• [Task]: The entries below must be repeated exactly. None may be skipped.

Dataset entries
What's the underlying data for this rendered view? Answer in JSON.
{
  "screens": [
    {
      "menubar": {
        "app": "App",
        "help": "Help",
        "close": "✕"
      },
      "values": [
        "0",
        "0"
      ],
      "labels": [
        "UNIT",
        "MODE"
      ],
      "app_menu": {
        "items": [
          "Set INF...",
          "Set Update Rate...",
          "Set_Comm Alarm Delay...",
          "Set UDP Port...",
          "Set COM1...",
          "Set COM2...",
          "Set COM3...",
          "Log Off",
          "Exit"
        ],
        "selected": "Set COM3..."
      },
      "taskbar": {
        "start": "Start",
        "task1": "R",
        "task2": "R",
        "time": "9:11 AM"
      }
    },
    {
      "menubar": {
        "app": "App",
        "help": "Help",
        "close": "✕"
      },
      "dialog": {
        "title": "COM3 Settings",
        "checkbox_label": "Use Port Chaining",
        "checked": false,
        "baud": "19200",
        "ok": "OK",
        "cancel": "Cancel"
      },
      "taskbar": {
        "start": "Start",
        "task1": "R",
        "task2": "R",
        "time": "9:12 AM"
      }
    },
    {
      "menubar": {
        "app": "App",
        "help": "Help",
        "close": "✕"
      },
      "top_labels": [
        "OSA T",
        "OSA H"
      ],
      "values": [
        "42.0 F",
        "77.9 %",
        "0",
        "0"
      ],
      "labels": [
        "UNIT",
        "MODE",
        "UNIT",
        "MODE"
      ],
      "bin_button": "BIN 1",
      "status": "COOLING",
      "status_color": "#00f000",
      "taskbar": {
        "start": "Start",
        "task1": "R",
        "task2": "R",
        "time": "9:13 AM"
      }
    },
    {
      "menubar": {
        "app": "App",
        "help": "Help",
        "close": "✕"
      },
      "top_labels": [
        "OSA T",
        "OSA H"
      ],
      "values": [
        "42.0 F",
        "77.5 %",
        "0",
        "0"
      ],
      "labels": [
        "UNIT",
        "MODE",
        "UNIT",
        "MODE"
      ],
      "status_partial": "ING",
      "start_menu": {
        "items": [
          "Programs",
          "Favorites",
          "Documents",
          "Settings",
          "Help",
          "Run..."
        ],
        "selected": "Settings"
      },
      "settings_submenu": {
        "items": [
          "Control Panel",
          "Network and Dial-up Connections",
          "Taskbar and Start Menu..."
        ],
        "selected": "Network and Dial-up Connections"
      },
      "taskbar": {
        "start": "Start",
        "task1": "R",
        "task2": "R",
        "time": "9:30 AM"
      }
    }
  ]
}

• [Output for this exercise]:
What's the underlying data for this rendered view? Answer in JSON.
{
  "screens": [
    {
      "menubar": {
        "app": "App",
        "help": "Help",
        "close": "✕"
      },
      "values": [
        "0",
        "0"
      ],
      "labels": [
        "UNIT",
        "MODE"
      ],
      "app_menu": {
        "items": [
          "Set INF...",
          "Set Update Rate...",
          "Set_Comm Alarm Delay...",
          "Set UDP Port...",
          "Set COM1...",
          "Set COM2...",
          "Set COM3...",
          "Log Off",
          "Exit"
        ],
        "selected": "Set COM3..."
      },
      "taskbar": {
        "start": "Start",
        "task1": "R",
        "task2": "R",
        "time": "9:11 AM"
      }
    },
    {
      "menubar": {
        "app": "App",
        "help": "Help",
        "close": "✕"
      },
      "dialog": {
        "title": "COM3 Settings",
        "checkbox_label": "Use Port Chaining",
        "checked": false,
        "baud": "19200",
        "ok": "OK",
        "cancel": "Cancel"
      },
      "taskbar": {
        "start": "Start",
        "task1": "R",
        "task2": "R",
        "time": "9:12 AM"
      }
    },
    {
      "menubar": {
        "app": "App",
        "help": "Help",
        "close": "✕"
      },
      "top_labels": [
        "OSA T",
        "OSA H"
      ],
      "values": [
        "42.0 F",
        "77.9 %",
        "0",
        "0"
      ],
      "labels": [
        "UNIT",
        "MODE",
        "UNIT",
        "MODE"
      ],
      "bin_button": "BIN 1",
      "status": "COOLING",
      "status_color": "#00f000",
      "taskbar": {
        "start": "Start",
        "task1": "R",
        "task2": "R",
        "time": "9:13 AM"
      }
    },
    {
      "menubar": {
        "app": "App",
        "help": "Help",
        "close": "✕"
      },
      "top_labels": [
        "OSA T",
        "OSA H"
      ],
      "values": [
        "42.0 F",
        "77.5 %",
        "0",
        "0"
      ],
      "labels": [
        "UNIT",
        "MODE",
        "UNIT",
        "MODE"
      ],
      "status_partial": "ING",
      "start_menu": {
        "items": [
          "Programs",
          "Favorites",
          "Documents",
          "Settings",
          "Help",
          "Run..."
        ],
        "selected": "Settings"
      },
      "settings_submenu": {
        "items": [
          "Control Panel",
          "Network and Dial-up Connections",
          "Taskbar and Start Menu..."
        ],
        "selected": "Network and Dial-up Connections"
      },
      "taskbar": {
        "start": "Start",
        "task1": "R",
        "task2": "R",
        "time": "9:30 AM"
      }
    }
  ]
}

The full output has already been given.